“Felix Randal” as a Pattern for Remembering Hopkins

In the sonnet, “Felix Randal,” Gerard Manley Hopkins remembers a local Liverpool blacksmith that he had ministered to. Thanks to the work of Alfred Thomas, we even know who inspired this poem. One of Hopkins’s parishioners, A Liverpool farrier by the name of Felix Spence, died after suffering from an illness in 1880. Usually when … More “Felix Randal” as a Pattern for Remembering Hopkins

The Power of Language to Transform the Human Heart
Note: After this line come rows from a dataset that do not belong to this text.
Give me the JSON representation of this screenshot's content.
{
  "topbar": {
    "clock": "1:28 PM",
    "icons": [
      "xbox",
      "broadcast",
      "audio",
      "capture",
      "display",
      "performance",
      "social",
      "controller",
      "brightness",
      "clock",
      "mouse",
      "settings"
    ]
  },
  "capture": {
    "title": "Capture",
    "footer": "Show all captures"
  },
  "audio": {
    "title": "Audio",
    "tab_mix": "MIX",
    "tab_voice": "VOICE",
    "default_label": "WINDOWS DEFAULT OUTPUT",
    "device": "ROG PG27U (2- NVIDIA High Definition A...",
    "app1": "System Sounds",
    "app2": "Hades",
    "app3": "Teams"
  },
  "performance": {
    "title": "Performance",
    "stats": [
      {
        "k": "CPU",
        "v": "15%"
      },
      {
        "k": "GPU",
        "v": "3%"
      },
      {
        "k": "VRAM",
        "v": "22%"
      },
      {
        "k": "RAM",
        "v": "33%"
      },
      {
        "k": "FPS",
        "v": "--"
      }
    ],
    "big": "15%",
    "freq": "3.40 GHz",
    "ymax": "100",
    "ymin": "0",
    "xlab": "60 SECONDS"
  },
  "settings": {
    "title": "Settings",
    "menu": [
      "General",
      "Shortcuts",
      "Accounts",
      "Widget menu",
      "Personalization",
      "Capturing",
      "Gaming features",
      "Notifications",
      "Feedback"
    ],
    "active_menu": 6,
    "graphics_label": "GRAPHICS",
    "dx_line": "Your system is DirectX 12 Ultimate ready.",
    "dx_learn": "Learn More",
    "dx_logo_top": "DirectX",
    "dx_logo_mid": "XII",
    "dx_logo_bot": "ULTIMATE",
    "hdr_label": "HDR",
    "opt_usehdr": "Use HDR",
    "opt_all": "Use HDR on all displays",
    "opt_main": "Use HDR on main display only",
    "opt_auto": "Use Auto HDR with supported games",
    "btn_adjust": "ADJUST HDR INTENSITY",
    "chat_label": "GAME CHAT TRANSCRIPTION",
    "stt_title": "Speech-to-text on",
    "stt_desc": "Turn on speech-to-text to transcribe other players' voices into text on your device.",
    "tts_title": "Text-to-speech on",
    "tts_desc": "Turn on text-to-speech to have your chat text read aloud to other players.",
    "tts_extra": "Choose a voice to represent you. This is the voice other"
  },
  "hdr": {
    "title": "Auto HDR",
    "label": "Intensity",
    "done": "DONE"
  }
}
While packing up my books for the move, I came across a passage in Frederick Buechner’s autobiography, The Sacred Journey, that I must share with you. At the same time I happened to have for an English teacher an entirely different sort of man. He had nothing of the draughtsman about him, no inclination to drill us … More The Power of Language to Transform the Human Heart

Milosz and the Monk

Br. Monday is still nowhere to be seen. Until he shows up again, here’s a story from a modern monk, Jeremy Driscoll. He tells about his meeting with the poet, Czeslaw Milosz: [Milosz] asked me virtually at the outset, “Do you as a monk find anything useful in my poetry?” I answered him that of course … More Milosz and the Monk

Why Should We Care?

“Who cares?” A student asks an insightful question, and this is the deflating comment from across the room. How to respond to this? “The wielder of the gradebook cares?” No, it is never good to go that route. The very existence of that book can be an uncomfortable reality for both parties. “Your classmate and colleague … More Why Should We Care?